WHAT NEEDS TO BE DONE >>
In this exercise, the data must be written out exactly.
────────
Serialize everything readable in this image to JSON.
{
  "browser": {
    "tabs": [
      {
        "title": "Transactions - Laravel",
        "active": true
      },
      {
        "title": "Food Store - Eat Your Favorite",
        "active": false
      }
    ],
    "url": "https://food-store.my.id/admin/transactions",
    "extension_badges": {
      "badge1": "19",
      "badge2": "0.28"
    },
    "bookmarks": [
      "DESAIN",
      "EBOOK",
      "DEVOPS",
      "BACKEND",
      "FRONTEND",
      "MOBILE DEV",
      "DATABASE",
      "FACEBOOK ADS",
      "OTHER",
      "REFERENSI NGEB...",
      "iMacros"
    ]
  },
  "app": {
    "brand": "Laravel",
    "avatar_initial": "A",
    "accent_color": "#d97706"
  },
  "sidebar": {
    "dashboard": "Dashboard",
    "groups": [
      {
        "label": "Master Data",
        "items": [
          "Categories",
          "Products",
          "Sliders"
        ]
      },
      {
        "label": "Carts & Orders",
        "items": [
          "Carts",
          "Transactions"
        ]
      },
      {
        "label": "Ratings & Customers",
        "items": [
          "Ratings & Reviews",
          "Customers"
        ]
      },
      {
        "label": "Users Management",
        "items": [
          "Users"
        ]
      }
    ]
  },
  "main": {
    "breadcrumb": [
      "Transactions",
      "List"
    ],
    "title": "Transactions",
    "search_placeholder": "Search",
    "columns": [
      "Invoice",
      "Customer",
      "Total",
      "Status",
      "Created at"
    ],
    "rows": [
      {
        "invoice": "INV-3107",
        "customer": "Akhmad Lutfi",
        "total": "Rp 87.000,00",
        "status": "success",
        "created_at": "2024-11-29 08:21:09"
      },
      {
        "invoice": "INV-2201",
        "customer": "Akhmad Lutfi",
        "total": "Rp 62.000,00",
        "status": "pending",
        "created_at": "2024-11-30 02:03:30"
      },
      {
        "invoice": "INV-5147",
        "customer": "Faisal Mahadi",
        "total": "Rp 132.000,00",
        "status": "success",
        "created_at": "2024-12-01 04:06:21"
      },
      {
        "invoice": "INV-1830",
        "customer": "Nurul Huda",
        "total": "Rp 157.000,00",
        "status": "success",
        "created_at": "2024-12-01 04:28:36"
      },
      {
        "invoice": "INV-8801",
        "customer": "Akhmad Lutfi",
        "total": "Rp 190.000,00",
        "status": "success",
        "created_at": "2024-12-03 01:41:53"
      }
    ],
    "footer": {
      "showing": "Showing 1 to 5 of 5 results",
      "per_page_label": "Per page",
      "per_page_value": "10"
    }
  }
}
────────
TASK RESPONSE >>
Serialize everything readable in this image to JSON.
{
  "browser": {
    "tabs": [
      {
        "title": "Transactions - Laravel",
        "active": true
      },
      {
        "title": "Food Store - Eat Your Favorite",
        "active": false
      }
    ],
    "url": "https://food-store.my.id/admin/transactions",
    "extension_badges": {
      "badge1": "19",
      "badge2": "0.28"
    },
    "bookmarks": [
      "DESAIN",
      "EBOOK",
      "DEVOPS",
      "BACKEND",
      "FRONTEND",
      "MOBILE DEV",
      "DATABASE",
      "FACEBOOK ADS",
      "OTHER",
      "REFERENSI NGEB...",
      "iMacros"
    ]
  },
  "app": {
    "brand": "Laravel",
    "avatar_initial": "A",
    "accent_color": "#d97706"
  },
  "sidebar": {
    "dashboard": "Dashboard",
    "groups": [
      {
        "label": "Master Data",
        "items": [
          "Categories",
          "Products",
          "Sliders"
        ]
      },
      {
        "label": "Carts & Orders",
        "items": [
          "Carts",
          "Transactions"
        ]
      },
      {
        "label": "Ratings & Customers",
        "items": [
          "Ratings & Reviews",
          "Customers"
        ]
      },
      {
        "label": "Users Management",
        "items": [
          "Users"
        ]
      }
    ]
  },
  "main": {
    "breadcrumb": [
      "Transactions",
      "List"
    ],
    "title": "Transactions",
    "search_placeholder": "Search",
    "columns": [
      "Invoice",
      "Customer",
      "Total",
      "Status",
      "Created at"
    ],
    "rows": [
      {
        "invoice": "INV-3107",
        "customer": "Akhmad Lutfi",
        "total": "Rp 87.000,00",
        "status": "success",
        "created_at": "2024-11-29 08:21:09"
      },
      {
        "invoice": "INV-2201",
        "customer": "Akhmad Lutfi",
        "total": "Rp 62.000,00",
        "status": "pending",
        "created_at": "2024-11-30 02:03:30"
      },
      {
        "invoice": "INV-5147",
        "customer": "Faisal Mahadi",
        "total": "Rp 132.000,00",
        "status": "success",
        "created_at": "2024-12-01 04:06:21"
      },
      {
        "invoice": "INV-1830",
        "customer": "Nurul Huda",
        "total": "Rp 157.000,00",
        "status": "success",
        "created_at": "2024-12-01 04:28:36"
      },
      {
        "invoice": "INV-8801",
        "customer": "Akhmad Lutfi",
        "total": "Rp 190.000,00",
        "status": "success",
        "created_at": "2024-12-03 01:41:53"
      }
    ],
    "footer": {
      "showing": "Showing 1 to 5 of 5 results",
      "per_page_label": "Per page",
      "per_page_value": "10"
    }
  }
}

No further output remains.